- Opening Delimiter -
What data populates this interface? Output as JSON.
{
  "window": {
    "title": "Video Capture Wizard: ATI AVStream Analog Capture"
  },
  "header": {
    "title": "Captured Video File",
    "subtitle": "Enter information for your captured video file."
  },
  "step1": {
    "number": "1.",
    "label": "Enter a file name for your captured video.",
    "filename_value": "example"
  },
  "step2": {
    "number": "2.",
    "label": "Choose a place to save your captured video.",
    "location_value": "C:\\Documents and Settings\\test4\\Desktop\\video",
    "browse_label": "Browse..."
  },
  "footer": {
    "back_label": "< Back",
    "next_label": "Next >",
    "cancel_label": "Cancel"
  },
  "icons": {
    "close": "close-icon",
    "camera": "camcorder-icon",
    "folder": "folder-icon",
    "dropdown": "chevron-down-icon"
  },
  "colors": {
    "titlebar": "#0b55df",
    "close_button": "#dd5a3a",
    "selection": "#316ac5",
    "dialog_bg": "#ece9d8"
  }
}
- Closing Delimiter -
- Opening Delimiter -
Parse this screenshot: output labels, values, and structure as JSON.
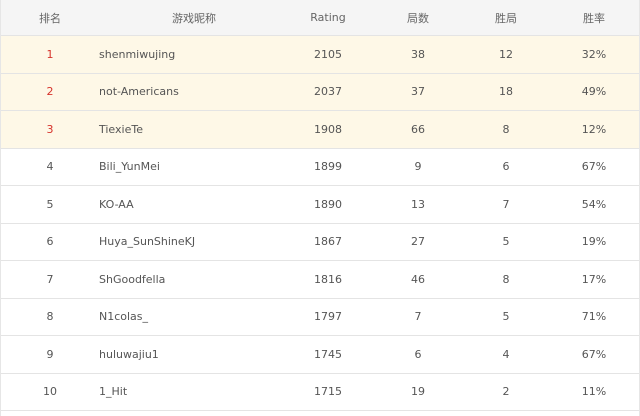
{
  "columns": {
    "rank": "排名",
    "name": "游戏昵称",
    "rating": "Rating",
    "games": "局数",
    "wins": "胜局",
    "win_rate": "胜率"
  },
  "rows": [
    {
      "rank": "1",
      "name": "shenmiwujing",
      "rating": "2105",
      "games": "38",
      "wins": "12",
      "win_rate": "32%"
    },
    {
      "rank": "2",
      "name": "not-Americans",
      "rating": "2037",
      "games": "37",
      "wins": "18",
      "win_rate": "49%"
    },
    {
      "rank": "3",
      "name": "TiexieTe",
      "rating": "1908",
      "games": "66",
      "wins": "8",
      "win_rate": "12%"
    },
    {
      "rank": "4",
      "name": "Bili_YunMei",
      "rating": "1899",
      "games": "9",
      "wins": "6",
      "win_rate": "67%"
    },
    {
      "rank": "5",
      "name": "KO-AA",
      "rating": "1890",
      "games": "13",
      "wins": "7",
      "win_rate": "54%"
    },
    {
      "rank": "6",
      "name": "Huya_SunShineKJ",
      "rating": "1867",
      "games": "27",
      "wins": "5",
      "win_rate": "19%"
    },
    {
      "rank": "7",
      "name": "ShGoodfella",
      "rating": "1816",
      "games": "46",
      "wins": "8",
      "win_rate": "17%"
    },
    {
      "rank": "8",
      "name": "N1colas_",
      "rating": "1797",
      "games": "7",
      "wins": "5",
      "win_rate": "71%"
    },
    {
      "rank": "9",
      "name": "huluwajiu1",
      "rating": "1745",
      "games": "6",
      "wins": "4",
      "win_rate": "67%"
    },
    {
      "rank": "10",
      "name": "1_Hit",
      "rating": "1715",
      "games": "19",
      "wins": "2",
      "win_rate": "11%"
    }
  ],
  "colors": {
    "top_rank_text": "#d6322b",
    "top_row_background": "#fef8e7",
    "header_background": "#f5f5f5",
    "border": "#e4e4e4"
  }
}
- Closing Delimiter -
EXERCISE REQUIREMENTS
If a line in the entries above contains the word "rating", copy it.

SOLUTION TO THE PROBLEM
    "rating": "Rating",
      "rating": "2105",
      "rating": "2037",
      "rating": "1908",
      "rating": "1899",
      "rating": "1890",
      "rating": "1867",
      "rating": "1816",
      "rating": "1797",
      "rating": "1745",
      "rating": "1715",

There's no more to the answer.